── Material for this exercise

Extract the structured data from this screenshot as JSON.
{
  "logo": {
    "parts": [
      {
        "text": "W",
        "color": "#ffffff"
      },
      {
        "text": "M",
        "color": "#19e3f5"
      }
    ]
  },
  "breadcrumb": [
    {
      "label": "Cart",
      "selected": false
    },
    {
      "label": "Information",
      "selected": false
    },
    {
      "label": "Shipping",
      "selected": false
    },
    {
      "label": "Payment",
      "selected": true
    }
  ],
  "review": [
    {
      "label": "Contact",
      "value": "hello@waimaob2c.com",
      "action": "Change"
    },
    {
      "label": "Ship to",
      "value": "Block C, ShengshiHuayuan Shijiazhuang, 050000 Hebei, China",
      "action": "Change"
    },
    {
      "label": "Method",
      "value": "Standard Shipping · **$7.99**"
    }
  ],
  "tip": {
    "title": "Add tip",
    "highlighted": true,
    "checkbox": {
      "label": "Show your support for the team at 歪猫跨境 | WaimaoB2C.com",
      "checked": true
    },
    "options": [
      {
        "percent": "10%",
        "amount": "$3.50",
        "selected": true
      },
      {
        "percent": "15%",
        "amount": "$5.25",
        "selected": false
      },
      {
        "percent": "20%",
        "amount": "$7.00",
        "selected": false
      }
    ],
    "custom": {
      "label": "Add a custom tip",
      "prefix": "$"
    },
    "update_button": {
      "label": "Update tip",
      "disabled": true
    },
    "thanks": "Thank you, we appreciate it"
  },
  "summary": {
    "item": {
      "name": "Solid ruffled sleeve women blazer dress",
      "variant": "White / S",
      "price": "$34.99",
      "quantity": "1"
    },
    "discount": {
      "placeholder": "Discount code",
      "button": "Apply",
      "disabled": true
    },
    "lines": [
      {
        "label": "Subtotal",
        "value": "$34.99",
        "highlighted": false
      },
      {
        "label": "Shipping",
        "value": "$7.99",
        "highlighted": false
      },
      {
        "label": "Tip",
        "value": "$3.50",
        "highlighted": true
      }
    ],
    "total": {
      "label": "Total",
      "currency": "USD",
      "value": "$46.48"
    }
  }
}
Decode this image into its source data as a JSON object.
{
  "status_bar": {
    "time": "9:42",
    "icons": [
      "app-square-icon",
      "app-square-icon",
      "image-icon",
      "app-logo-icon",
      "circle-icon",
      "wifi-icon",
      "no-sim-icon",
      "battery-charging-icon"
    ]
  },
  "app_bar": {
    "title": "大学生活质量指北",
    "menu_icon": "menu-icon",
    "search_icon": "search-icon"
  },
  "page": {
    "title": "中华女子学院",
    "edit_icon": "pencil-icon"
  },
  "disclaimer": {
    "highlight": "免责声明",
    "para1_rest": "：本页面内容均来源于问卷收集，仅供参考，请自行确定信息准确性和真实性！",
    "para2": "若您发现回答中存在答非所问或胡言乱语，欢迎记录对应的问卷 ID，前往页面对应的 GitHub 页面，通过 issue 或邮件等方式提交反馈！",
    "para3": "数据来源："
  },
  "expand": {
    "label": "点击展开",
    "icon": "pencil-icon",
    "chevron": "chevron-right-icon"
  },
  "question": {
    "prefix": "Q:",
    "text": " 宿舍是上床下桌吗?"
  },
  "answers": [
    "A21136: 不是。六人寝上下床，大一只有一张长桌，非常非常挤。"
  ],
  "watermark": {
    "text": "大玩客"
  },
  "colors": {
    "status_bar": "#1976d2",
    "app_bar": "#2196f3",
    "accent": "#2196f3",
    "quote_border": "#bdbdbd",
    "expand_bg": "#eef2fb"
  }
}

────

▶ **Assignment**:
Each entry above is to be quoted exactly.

▶ **Exercise response**:
Extract the structured data from this screenshot as JSON.
{
  "logo": {
    "parts": [
      {
        "text": "W",
        "color": "#ffffff"
      },
      {
        "text": "M",
        "color": "#19e3f5"
      }
    ]
  },
  "breadcrumb": [
    {
      "label": "Cart",
      "selected": false
    },
    {
      "label": "Information",
      "selected": false
    },
    {
      "label": "Shipping",
      "selected": false
    },
    {
      "label": "Payment",
      "selected": true
    }
  ],
  "review": [
    {
      "label": "Contact",
      "value": "hello@waimaob2c.com",
      "action": "Change"
    },
    {
      "label": "Ship to",
      "value": "Block C, ShengshiHuayuan Shijiazhuang, 050000 Hebei, China",
      "action": "Change"
    },
    {
      "label": "Method",
      "value": "Standard Shipping · **$7.99**"
    }
  ],
  "tip": {
    "title": "Add tip",
    "highlighted": true,
    "checkbox": {
      "label": "Show your support for the team at 歪猫跨境 | WaimaoB2C.com",
      "checked": true
    },
    "options": [
      {
        "percent": "10%",
        "amount": "$3.50",
        "selected": true
      },
      {
        "percent": "15%",
        "amount": "$5.25",
        "selected": false
      },
      {
        "percent": "20%",
        "amount": "$7.00",
        "selected": false
      }
    ],
    "custom": {
      "label": "Add a custom tip",
      "prefix": "$"
    },
    "update_button": {
      "label": "Update tip",
      "disabled": true
    },
    "thanks": "Thank you, we appreciate it"
  },
  "summary": {
    "item": {
      "name": "Solid ruffled sleeve women blazer dress",
      "variant": "White / S",
      "price": "$34.99",
      "quantity": "1"
    },
    "discount": {
      "placeholder": "Discount code",
      "button": "Apply",
      "disabled": true
    },
    "lines": [
      {
        "label": "Subtotal",
        "value": "$34.99",
        "highlighted": false
      },
      {
        "label": "Shipping",
        "value": "$7.99",
        "highlighted": false
      },
      {
        "label": "Tip",
        "value": "$3.50",
        "highlighted": true
      }
    ],
    "total": {
      "label": "Total",
      "currency": "USD",
      "value": "$46.48"
    }
  }
}
Decode this image into its source data as a JSON object.
{
  "status_bar": {
    "time": "9:42",
    "icons": [
      "app-square-icon",
      "app-square-icon",
      "image-icon",
      "app-logo-icon",
      "circle-icon",
      "wifi-icon",
      "no-sim-icon",
      "battery-charging-icon"
    ]
  },
  "app_bar": {
    "title": "大学生活质量指北",
    "menu_icon": "menu-icon",
    "search_icon": "search-icon"
  },
  "page": {
    "title": "中华女子学院",
    "edit_icon": "pencil-icon"
  },
  "disclaimer": {
    "highlight": "免责声明",
    "para1_rest": "：本页面内容均来源于问卷收集，仅供参考，请自行确定信息准确性和真实性！",
    "para2": "若您发现回答中存在答非所问或胡言乱语，欢迎记录对应的问卷 ID，前往页面对应的 GitHub 页面，通过 issue 或邮件等方式提交反馈！",
    "para3": "数据来源："
  },
  "expand": {
    "label": "点击展开",
    "icon": "pencil-icon",
    "chevron": "chevron-right-icon"
  },
  "question": {
    "prefix": "Q:",
    "text": " 宿舍是上床下桌吗?"
  },
  "answers": [
    "A21136: 不是。六人寝上下床，大一只有一张长桌，非常非常挤。"
  ],
  "watermark": {
    "text": "大玩客"
  },
  "colors": {
    "status_bar": "#1976d2",
    "app_bar": "#2196f3",
    "accent": "#2196f3",
    "quote_border": "#bdbdbd",
    "expand_bg": "#eef2fb"
  }
}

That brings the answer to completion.